-- REQUIREMENT --
In the data below, which lines hold the word "base"? Copy them.

Segment Start: TASK INPUTS

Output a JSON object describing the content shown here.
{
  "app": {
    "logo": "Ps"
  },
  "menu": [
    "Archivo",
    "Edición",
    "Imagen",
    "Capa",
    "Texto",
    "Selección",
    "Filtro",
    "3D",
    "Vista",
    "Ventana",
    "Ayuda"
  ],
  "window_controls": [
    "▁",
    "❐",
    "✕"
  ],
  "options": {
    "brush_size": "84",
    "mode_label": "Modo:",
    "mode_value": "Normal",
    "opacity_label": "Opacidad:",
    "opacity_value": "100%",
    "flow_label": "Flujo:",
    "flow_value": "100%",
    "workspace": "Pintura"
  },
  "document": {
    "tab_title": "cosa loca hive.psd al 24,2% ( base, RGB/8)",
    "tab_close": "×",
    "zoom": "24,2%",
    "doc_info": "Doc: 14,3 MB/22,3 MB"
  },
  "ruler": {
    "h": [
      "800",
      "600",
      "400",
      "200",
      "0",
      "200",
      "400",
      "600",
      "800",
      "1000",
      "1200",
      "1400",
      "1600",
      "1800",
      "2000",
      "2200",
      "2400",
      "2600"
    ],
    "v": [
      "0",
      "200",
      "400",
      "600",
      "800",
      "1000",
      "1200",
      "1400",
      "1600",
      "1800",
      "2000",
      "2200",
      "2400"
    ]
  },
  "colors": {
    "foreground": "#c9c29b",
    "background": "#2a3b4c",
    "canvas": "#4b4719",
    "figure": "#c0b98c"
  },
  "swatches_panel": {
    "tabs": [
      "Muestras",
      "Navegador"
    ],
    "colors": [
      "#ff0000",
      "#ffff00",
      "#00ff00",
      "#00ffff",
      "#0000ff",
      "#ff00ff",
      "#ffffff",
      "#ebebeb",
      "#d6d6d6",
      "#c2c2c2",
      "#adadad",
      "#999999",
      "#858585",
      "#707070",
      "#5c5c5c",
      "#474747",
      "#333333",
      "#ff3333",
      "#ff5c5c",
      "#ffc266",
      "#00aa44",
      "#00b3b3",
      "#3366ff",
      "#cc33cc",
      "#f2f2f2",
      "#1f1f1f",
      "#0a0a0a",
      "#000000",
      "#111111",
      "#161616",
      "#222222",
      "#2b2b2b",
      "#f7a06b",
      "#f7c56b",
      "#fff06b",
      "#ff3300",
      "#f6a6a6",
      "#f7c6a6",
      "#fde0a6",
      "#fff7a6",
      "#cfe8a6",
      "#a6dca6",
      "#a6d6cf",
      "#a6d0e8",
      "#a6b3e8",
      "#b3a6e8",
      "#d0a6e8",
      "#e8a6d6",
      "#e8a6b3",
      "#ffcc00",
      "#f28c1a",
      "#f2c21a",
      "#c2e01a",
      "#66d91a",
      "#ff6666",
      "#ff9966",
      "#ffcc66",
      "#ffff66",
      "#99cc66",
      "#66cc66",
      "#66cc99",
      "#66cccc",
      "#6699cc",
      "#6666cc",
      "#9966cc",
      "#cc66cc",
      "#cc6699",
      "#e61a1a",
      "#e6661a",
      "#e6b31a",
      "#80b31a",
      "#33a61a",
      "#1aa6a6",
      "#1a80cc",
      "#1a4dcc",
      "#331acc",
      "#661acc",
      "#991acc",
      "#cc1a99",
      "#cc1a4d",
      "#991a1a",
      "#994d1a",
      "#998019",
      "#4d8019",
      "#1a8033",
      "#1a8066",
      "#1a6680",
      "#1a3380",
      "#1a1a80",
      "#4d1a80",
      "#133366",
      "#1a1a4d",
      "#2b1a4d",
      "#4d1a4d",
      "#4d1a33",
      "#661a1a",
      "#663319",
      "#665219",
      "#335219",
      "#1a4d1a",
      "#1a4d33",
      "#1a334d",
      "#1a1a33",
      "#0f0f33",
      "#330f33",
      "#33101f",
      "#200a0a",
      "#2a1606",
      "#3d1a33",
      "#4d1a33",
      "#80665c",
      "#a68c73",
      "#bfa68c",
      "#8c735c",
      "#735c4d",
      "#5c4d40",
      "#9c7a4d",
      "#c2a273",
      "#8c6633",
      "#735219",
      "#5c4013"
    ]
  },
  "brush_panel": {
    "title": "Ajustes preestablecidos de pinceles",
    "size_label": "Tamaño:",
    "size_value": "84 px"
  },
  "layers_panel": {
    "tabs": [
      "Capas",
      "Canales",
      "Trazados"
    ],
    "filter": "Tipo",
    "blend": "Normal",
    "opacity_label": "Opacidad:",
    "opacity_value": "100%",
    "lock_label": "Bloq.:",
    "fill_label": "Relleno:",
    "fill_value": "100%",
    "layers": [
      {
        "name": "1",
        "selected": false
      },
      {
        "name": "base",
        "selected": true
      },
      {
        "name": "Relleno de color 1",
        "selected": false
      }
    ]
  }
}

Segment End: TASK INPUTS

-- ANSWER SECTION --
    "tab_title": "cosa loca hive.psd al 24,2% ( base, RGB/8)",
        "name": "base",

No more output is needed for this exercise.